With the Oscars fast approach we decided to look at two films in the Best Picture category to see how historically accurate they are. While many of the films in this category have historical inaccuracies they are minor compared to our chosen films.
Argo has three major historical inaccuracies. The film claims Shah Mohammad Reza Pahlavi been Shah (or Shahanshah which is a title given to Kings of Iran) since he was placed in power by the 1953 Iranian coup d’état. In reality he had been Shah since 1941 when Iran was still a constitutional monarchy. The 1953 coup d’état had overthrown the Prime Minister Mohammed Mosaddegh and the elected government and gave Shah Mohammad Reza Pahlavi ultimate power. The film also claimed that the Prime Minister Mohammad Mossadegh had been voted in by the Iranian populous. However the Prime Minister was actually voted in by members of Parliament.
The second inaccuracy was the down play of Canada’s, the UK’s and New Zealand’s roles in the rescue of the American diplomats. Some Canadian critics were not impressed that the role of the Canadian Government and their Ambassadors was reduced and America’s increased. The truth was that they were on more of an equal level. Also angry at their depiction was the UK and New Zealand diplomats. The film claimed that they dismissed the refugees but in reality they both helped out as much as they could (New Zealand offered a safe house for the American diplomats, food and entertainment at the Canadian Embassy and also drove them to the airport. The British embassy originally took in the diplomats however it was decided that it was still not safe enough for them and moved them to the Canadian Embassy).
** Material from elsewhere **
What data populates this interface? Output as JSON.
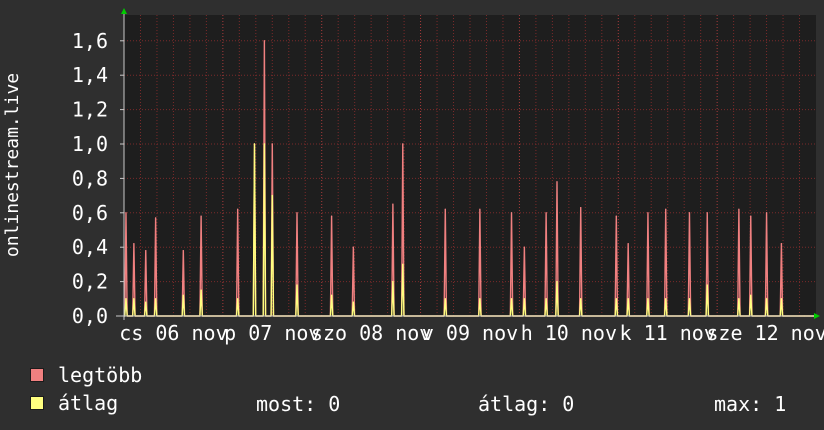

The last inaccuracy was the trip to the bazaar, the confrontation at the airport and runway chase at the end of the movie. It never happened but that wouldn’t make for an interesting or exciting ending! 
Django Unchained has two major historical inaccuracies. In the film, Leonardo DiCaprio’s character, the plantation owner Calvin Candie, enjoys Mandingo fighting (forcing slaves to fight to the death). However Mandingo Fights are just rumours. For one it was illegal to kill a slave or to give them cruel punishments at the time the film is depicted in. Secondly, slaves were expensive to buy so killing them would not be financially prudent for a plantation owner! The second inaccuracy is the feature of a Ku Klux Klan like type group. The Ku Klux Klan was founded in 1865; seven years after the time the film took place and no other known group existed before that date. 
These changes bring up many questions. Would the real history be too boring for audiences? If they weren’t were the changes necessary? Is that something that will affect the Academy voter’s choice too? Is it important for an Oscar winning film to be historically accurate? We won’t find out some of those answers till this Sunday but we can shoot the breeze about the two films and past and present nominated films in the discussion until we find out!